Ten years ago, at age 16 (mother of God, that was ten years ago?!), I was most likely sitting on the back porch of my best friend Jill’s house, smoking a cigarette and quoting Liar Liar with my spot-on Jim Carrey impression. Fuck, I was cool. Life was great, but at the time, I didn’t know it. My biggest responsibility was making sure that the color pink was snuffed from my wardrobe, ensuring that the world knew just how hardcore this Gothic chick really was.
I went to class, but I thought of it more as a place to kill time before the awesomeness that awaited me in impending adulthood. I was way too smart for high school and only the “real world” was worthy of my full attention and effort. Soon, I thought, I’ll be living with Jill in some chic apartment in the big city, working an exciting job as a travel writer or a dolphin trainer at Sea World.
I’ll have more friends than I’ll know what to do with. We will hang out in cool bars (‘cause, you know, I’ll be allowed to drink alcohol by then) and tell sophisticated, grown-up jokes about 401Ks and taxes. Can you believe Richard in accounting drives an Oldsmobile?! Mah-ha-ha-ha.
I’ll have gone on at least one long backpacking trip through Europe or South America. I’ll take vacations in Belize and write a book about my experiences. The book will be published immediately and become a national bestseller.
By age 26, I might even be married to the man of my dreams. He’ll be a sweet guy trapped in a bad boy’s body, and he’ll be madly in love with me.

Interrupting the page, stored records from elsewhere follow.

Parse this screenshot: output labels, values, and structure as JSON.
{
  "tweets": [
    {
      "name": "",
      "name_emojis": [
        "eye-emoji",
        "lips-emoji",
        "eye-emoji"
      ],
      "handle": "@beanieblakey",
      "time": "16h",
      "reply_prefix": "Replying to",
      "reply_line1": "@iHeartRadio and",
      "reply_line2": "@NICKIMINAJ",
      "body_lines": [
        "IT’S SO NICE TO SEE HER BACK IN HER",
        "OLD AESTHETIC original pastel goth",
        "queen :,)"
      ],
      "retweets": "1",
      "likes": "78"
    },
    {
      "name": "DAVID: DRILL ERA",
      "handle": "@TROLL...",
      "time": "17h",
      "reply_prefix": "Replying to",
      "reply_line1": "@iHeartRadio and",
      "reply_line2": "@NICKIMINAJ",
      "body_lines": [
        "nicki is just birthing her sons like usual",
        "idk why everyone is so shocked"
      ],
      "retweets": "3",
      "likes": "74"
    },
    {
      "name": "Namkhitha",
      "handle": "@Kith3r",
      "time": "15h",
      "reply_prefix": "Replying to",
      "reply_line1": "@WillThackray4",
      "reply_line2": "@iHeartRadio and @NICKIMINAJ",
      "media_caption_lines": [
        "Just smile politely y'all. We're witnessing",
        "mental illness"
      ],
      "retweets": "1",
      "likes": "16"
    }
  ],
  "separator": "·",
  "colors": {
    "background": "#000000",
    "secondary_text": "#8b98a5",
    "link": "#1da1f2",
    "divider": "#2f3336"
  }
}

But as I write this, I realize that I haven’t done any of these things. Sure, I went to college and have acquired all of the debt that went with it. My weight has increased by a good 20 pounds, and my idea of a nice Friday night is one in which I don’t have to work and can watch YouTube song parodies with my dog. Jill and I have not spoken in six years; in fact, I have barely spoken with anyone from my high school since graduation.
I wake up at 5PM every day and go to my overnight retail job at 10 every night. I am single and live with two roommates who keep me awake playing electric guitar and slamming the door to the bathroom—the only bathroom in the house.
I have no real friends to speak of, unless you count my sister, dog, and the chick from that one class I took in college, who has moved back home after realizing her degree was not going to help her become financially independent.
It’s not so bad, though. I read on Thought Catalog that it’s called the “quarter-life crisis” or “mid-twenties slump.” From what I understand, it’s natural and temporary. So my life has not turned out as exciting as quickly as I thought it would, but I still have hope. It is harder to control my situation now that I have bills to pay, but it can be done. I have applied for a job for a local nonprofit and have managed to secure an interview for next Wednesday.
To the girl I was at 16: You have no idea of the struggle that lies ahead, but your enthusiasm is encouraging. Your idealism is what propels me to keep going, and your confidence inspires me. One day, I’ll make you proud. It just might take a while.